Biography Anne Killigrew

Anne Killigrew

photo of Anne Killigrew
  • Time Period1660 - 1685
  • Place

Poet Biography

Anne Killigrew (1660—1685) was an English poet. Born in London, Killigrew is perhaps best known as the subject of a famous elegy by the poet John Dryden entitled To The Pious Memory of the Accomplish'd Young Lady Mrs. Anne Killigrew (1686). She was however a skilful poet in her own right, and her Poems were published posthumously in 1686. Dryden compared her poetic abilities to the famous Greek poet of antiquity, Sappho. Killigrew died of smallpox aged 25.

Anne Killigrew is an often-overlooked poet and painter who died young and has become immortalized in John Dryden’s Ode to her. Although she only produced one short book composed of 33 poems, three of which are of disputed authorship, she remains a prominent female writer of seventeenth-century literature

Anne Killigrew excelled in multiple media. It is said that she has painted a total of 15 paintings; only four are known to exist today. They are all based on biblical and mythological imagery. It is unknown whether she based the poems on the paintings, or whether she had painted the paintings to complement her poetry. Both share an emphasis on nature and suggest female rebellion in a male-dominated society.

All of her poetry has beautiful and potent imagery, but she has often been criticized for having used well worn and conventional topics such as death, love, and the human condition. Alexander Pope, a prominent critic as well as the leading poet of the time, labelled her work “crude” and “unsophisticated.” So, the question has frequently been raised: is Killigrew so deserving of such an immortalizing Ode by Dryden Had he even read her poetry to properly determine her skills Some say Dryden defended all poets as teachers of moral truths, and therefore Killigrew, despite her lack of experience, deserved his praise. However, evidence shows that she might not have been ready to see some of her work published, such as the unfinished poem “Alexandreis,” about Alexander the Great.

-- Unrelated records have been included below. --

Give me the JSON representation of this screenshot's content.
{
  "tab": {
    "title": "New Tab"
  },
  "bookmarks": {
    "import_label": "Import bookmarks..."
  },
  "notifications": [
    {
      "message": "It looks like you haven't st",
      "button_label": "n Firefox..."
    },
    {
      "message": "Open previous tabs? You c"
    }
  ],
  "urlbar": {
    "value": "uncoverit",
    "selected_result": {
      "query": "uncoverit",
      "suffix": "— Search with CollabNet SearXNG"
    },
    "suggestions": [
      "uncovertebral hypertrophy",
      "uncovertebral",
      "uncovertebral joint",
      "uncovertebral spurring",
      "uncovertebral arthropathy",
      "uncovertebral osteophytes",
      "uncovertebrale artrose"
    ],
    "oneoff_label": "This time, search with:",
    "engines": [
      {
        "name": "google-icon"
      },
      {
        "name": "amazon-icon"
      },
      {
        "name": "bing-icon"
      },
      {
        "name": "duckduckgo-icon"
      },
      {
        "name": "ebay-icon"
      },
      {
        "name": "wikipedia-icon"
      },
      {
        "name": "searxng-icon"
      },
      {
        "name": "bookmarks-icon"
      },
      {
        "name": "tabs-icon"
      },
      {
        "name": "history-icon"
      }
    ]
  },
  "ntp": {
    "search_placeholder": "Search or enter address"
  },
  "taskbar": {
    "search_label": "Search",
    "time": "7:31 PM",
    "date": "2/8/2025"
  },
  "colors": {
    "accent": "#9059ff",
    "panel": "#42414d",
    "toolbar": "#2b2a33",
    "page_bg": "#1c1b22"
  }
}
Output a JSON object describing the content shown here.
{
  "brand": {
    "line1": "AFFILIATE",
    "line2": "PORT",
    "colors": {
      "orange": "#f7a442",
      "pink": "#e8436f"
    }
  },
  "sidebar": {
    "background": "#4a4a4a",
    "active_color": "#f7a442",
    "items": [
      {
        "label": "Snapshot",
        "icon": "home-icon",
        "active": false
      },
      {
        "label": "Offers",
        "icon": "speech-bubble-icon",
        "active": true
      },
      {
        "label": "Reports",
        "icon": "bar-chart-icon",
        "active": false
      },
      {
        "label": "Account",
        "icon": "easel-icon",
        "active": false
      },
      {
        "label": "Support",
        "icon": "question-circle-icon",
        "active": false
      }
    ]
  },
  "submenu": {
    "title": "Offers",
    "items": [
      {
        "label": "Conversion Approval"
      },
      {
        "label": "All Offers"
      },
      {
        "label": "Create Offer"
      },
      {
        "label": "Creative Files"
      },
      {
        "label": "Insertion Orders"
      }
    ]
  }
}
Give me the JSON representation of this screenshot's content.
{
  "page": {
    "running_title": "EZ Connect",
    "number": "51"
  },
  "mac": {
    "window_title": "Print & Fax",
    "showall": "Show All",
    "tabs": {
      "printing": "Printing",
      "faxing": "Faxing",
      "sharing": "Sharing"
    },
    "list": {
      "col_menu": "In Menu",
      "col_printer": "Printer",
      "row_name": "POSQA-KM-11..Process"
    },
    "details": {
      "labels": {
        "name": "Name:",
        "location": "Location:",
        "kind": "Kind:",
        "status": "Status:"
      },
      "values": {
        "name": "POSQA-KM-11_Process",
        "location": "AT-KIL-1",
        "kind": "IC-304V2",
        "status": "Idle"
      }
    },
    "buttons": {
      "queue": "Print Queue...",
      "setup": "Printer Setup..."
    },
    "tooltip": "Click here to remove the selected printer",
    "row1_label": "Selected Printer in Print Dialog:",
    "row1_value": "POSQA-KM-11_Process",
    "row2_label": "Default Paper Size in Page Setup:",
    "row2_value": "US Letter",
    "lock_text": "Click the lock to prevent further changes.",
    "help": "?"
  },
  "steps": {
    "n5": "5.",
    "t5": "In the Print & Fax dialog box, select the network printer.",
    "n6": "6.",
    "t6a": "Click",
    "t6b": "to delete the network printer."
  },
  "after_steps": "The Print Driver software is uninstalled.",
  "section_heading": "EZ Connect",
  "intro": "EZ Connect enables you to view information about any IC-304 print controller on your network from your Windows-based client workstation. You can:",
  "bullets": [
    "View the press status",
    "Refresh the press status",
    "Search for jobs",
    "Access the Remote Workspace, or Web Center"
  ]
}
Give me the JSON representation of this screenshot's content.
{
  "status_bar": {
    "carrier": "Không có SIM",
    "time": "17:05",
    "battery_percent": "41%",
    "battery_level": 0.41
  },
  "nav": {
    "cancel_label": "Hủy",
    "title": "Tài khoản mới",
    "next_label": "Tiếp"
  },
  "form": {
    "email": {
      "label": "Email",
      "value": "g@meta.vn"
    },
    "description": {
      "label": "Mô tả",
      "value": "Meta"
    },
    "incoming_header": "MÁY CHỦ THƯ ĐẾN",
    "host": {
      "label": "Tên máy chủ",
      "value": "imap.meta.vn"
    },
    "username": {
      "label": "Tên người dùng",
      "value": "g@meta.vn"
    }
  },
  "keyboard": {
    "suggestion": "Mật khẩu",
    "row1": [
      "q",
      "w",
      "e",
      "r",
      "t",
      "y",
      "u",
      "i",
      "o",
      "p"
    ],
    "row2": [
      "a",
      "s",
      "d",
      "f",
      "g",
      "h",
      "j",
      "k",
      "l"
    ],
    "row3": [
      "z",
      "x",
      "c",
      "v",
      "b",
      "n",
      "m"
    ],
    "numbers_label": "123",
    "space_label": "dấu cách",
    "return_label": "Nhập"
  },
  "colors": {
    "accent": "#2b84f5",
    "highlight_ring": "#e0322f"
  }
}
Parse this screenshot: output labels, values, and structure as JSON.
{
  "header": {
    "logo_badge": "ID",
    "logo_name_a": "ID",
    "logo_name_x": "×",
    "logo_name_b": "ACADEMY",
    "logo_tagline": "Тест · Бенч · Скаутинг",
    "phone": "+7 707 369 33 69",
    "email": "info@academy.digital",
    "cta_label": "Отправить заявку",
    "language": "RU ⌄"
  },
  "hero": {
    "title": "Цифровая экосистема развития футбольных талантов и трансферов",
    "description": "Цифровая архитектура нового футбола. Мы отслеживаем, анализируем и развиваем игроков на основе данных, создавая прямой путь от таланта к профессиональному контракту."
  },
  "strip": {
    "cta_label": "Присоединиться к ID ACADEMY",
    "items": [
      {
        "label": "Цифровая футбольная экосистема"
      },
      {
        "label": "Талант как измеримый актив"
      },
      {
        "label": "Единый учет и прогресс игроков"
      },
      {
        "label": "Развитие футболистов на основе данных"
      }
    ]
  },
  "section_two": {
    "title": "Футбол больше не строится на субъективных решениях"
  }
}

At the end of the poem, she expresses the feeling that the task was too great for her to take on and she would try to finish it at another time. Then, there is the question of the last three poems that were found among her papers. They seem to be in her handwriting, which is why Killigrew’s father added them to her book. The poems are about the despair the author has for another woman, and could possibly be autobiographical if they are in fact by Killigrew. Some of her other poems are about failed friendships, possibly with Katherine Philips or Anne Finch, so this assumption may have some validity.